## Prompt
Reply with one number: the count of lines in the records below that hold "icon".

-*-

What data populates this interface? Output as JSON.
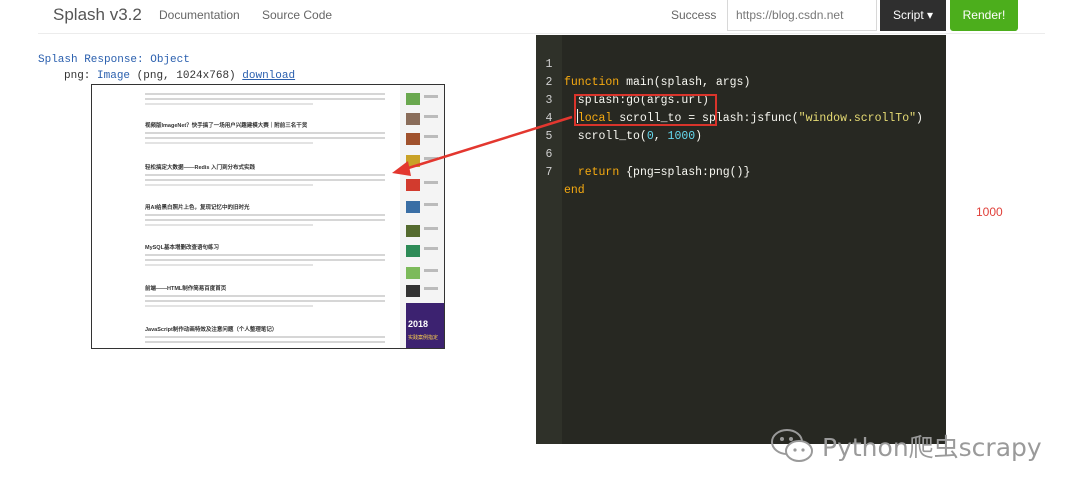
{
  "navbar": {
    "brand": "Splash v3.2",
    "links": [
      "Documentation",
      "Source Code"
    ],
    "status": "Success",
    "url_value": "https://blog.csdn.net",
    "script_label": "Script ▾",
    "render_label": "Render!"
  },
  "response": {
    "line1": "Splash Response: Object",
    "key": "png:",
    "type": "Image",
    "info": "(png, 1024x768)",
    "download": "download"
  },
  "thumbnail": {
    "articles": [
      "视频版ImageNet？快手搞了一场用户兴趣建模大赛｜附前三名干货",
      "轻松搞定大数据——Redis 入门到分布式实践",
      "用AI给黑白照片上色，复现记忆中的旧时光",
      "MySQL基本增删改查语句练习",
      "前端——HTML制作简易百度首页",
      "JavaScript制作动画特效及注意问题（个人整理笔记）"
    ],
    "banner_year": "2018",
    "banner_caption": "实践案例指定"
  },
  "editor": {
    "lines": [
      {
        "n": "1",
        "code": "function main(splash, args)"
      },
      {
        "n": "2",
        "code": "  splash:go(args.url)"
      },
      {
        "n": "3",
        "code": "  local scroll_to = splash:jsfunc(\"window.scrollTo\")"
      },
      {
        "n": "4",
        "code": "  scroll_to(0, 1000)"
      },
      {
        "n": "5",
        "code": ""
      },
      {
        "n": "6",
        "code": "  return {png=splash:png()}"
      },
      {
        "n": "7",
        "code": "end"
      }
    ]
  },
  "annotation": "1000",
  "watermark": "Python爬虫scrapy",
  "colors": {
    "accent_green": "#4cae1c",
    "editor_bg": "#272822",
    "annotation_red": "#e0403a"
  }
}
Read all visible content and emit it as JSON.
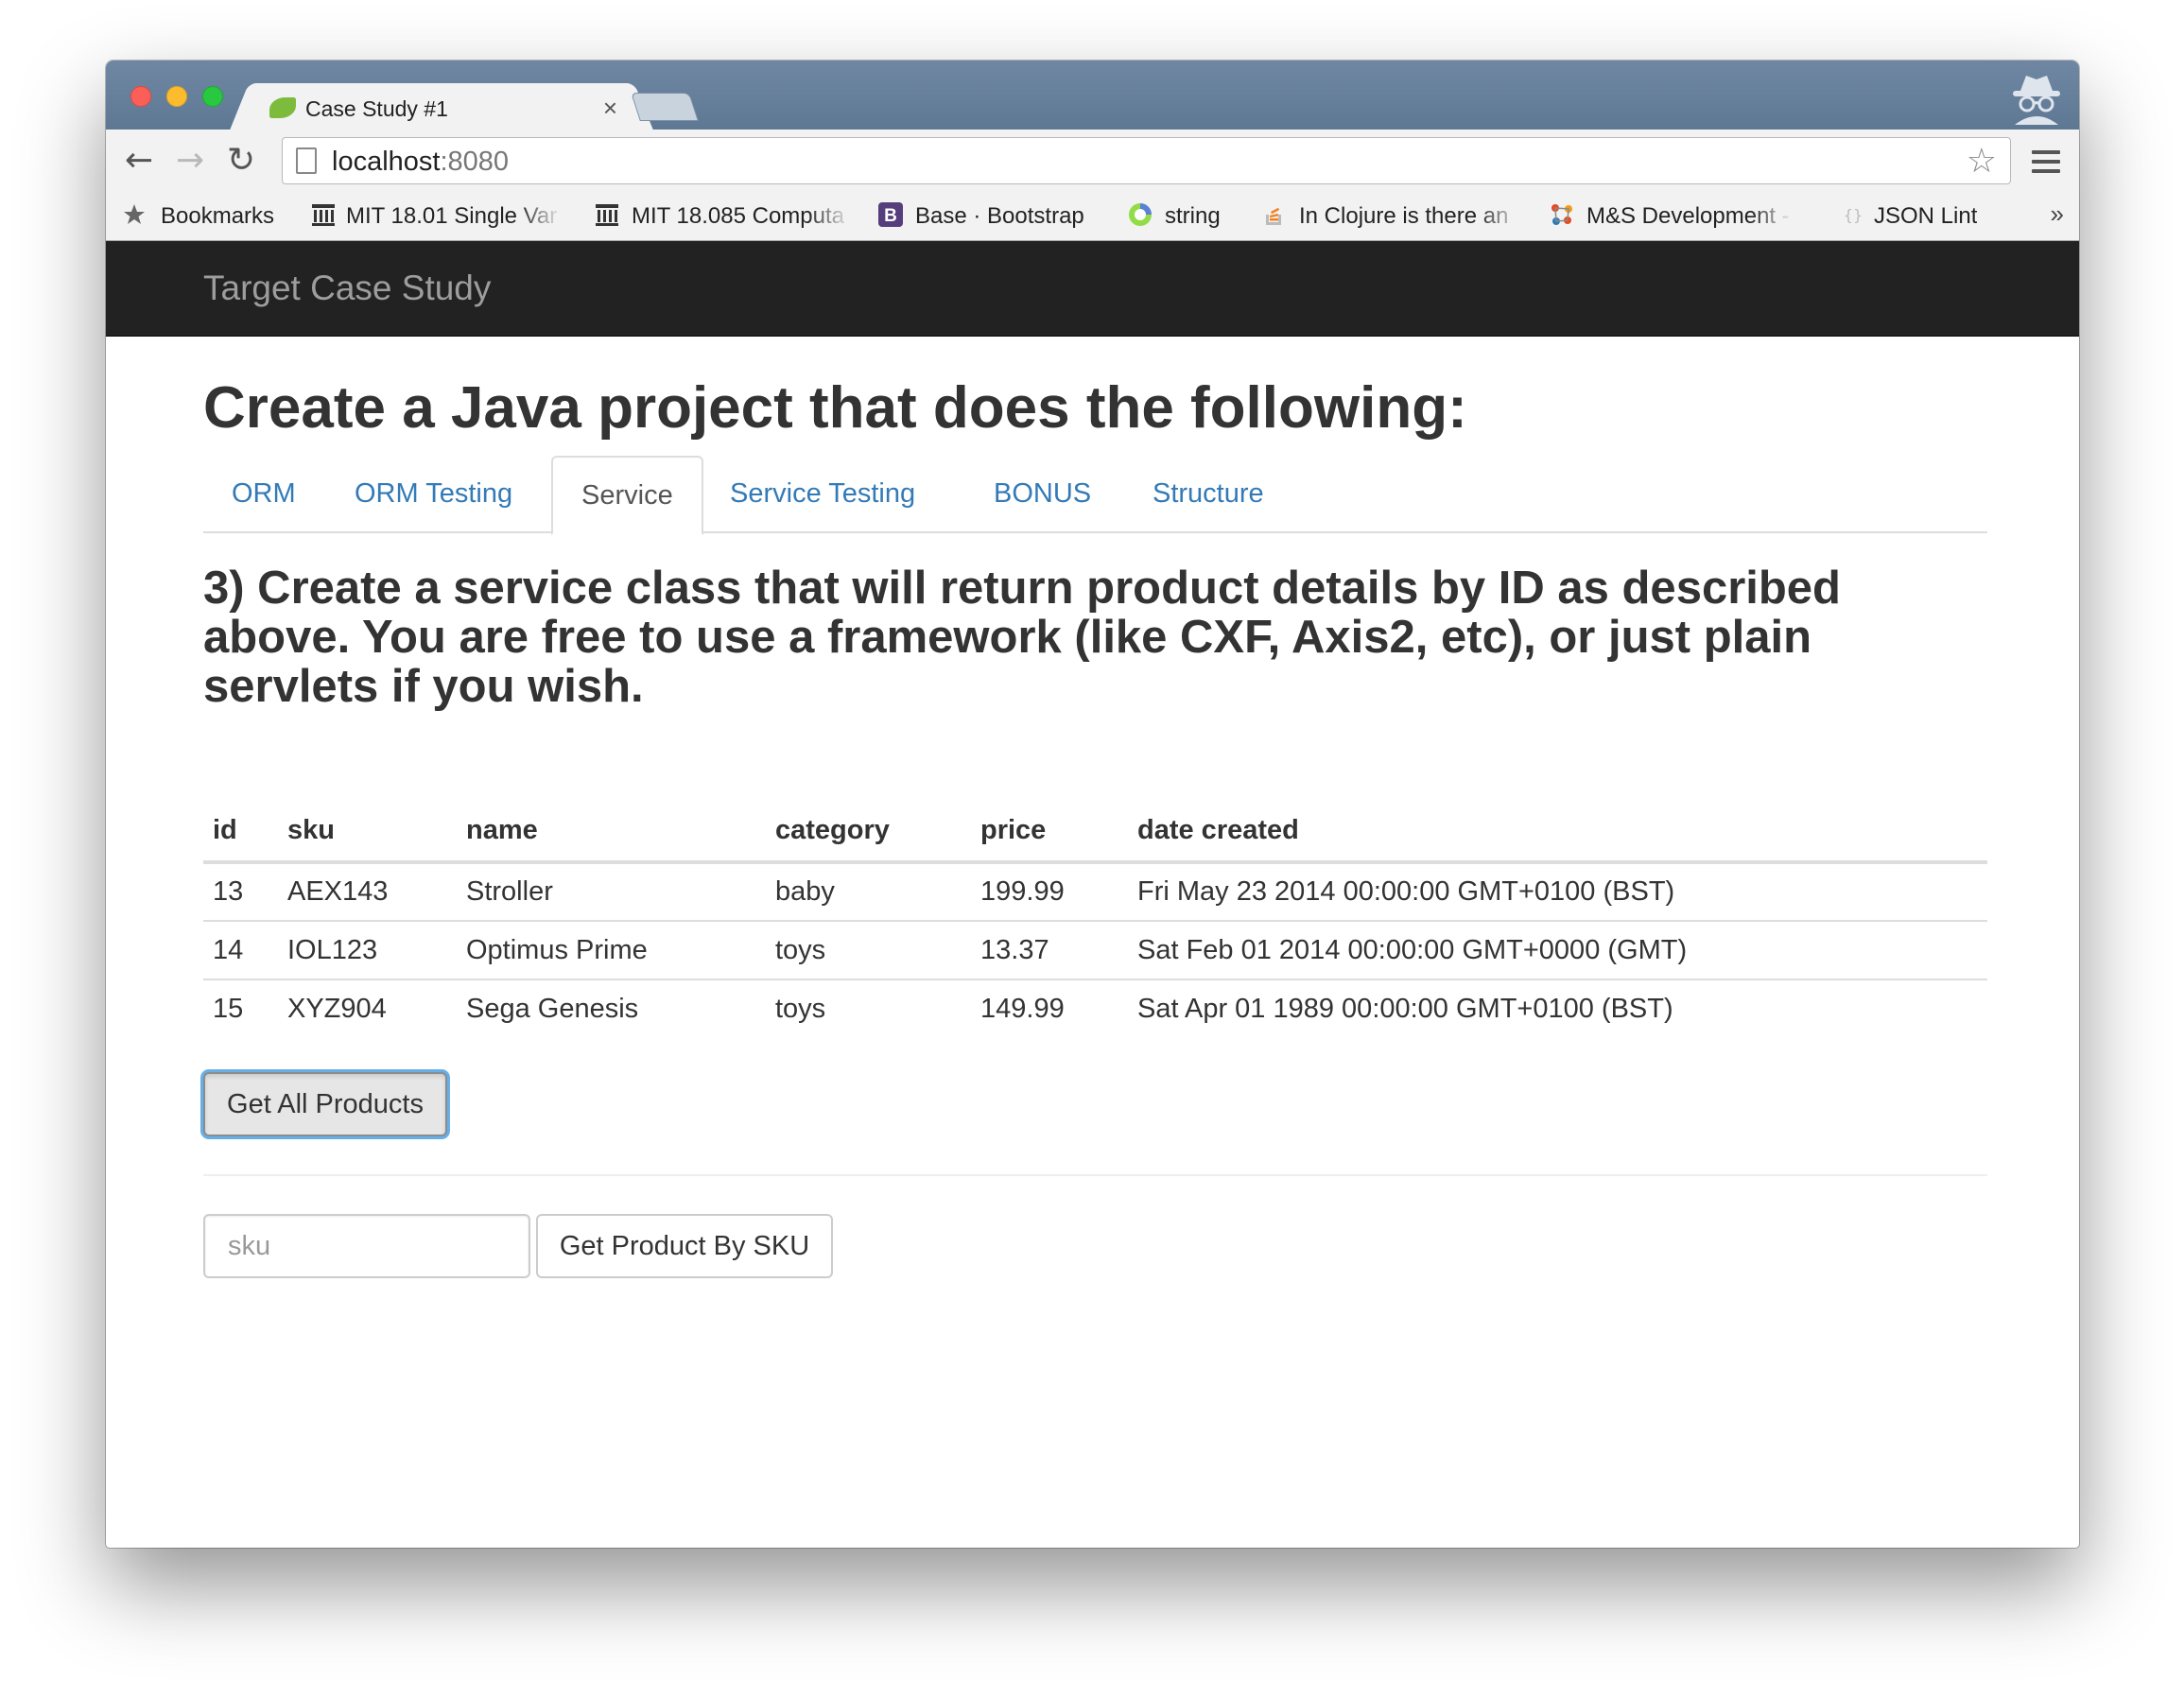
{
  "browser": {
    "tab_title": "Case Study #1",
    "tab_close": "×",
    "url_host": "localhost",
    "url_port": ":8080",
    "bookmarks": [
      {
        "label": "Bookmarks",
        "icon": "star-icon"
      },
      {
        "label": "MIT 18.01 Single Var",
        "icon": "mit-icon"
      },
      {
        "label": "MIT 18.085 Computa",
        "icon": "mit-icon"
      },
      {
        "label": "Base · Bootstrap",
        "icon": "bootstrap-icon"
      },
      {
        "label": "string",
        "icon": "clojure-icon"
      },
      {
        "label": "In Clojure is there an",
        "icon": "stackoverflow-icon"
      },
      {
        "label": "M&S Development -",
        "icon": "ms-icon"
      },
      {
        "label": "JSON Lint",
        "icon": "json-icon"
      }
    ],
    "overflow": "»"
  },
  "navbar": {
    "brand": "Target Case Study"
  },
  "page": {
    "title": "Create a Java project that does the following:",
    "tabs": [
      {
        "label": "ORM",
        "active": false
      },
      {
        "label": "ORM Testing",
        "active": false
      },
      {
        "label": "Service",
        "active": true
      },
      {
        "label": "Service Testing",
        "active": false
      },
      {
        "label": "BONUS",
        "active": false
      },
      {
        "label": "Structure",
        "active": false
      }
    ],
    "section_heading": "3) Create a service class that will return product details by ID as described above. You are free to use a framework (like CXF, Axis2, etc), or just plain servlets if you wish.",
    "table": {
      "columns": [
        "id",
        "sku",
        "name",
        "category",
        "price",
        "date created"
      ],
      "rows": [
        [
          "13",
          "AEX143",
          "Stroller",
          "baby",
          "199.99",
          "Fri May 23 2014 00:00:00 GMT+0100 (BST)"
        ],
        [
          "14",
          "IOL123",
          "Optimus Prime",
          "toys",
          "13.37",
          "Sat Feb 01 2014 00:00:00 GMT+0000 (GMT)"
        ],
        [
          "15",
          "XYZ904",
          "Sega Genesis",
          "toys",
          "149.99",
          "Sat Apr 01 1989 00:00:00 GMT+0100 (BST)"
        ]
      ]
    },
    "get_all_button": "Get All Products",
    "sku_placeholder": "sku",
    "sku_value": "",
    "get_by_sku_button": "Get Product By SKU"
  },
  "colors": {
    "navbar_bg": "#222222",
    "link": "#337ab7",
    "focus_ring": "#66afe9"
  }
}
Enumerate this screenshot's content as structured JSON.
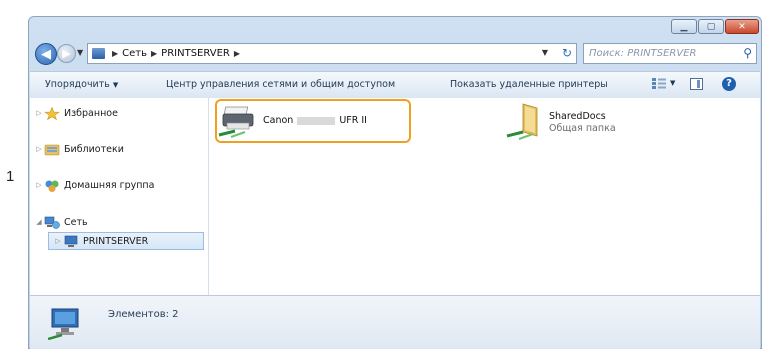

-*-

## Exercise output
8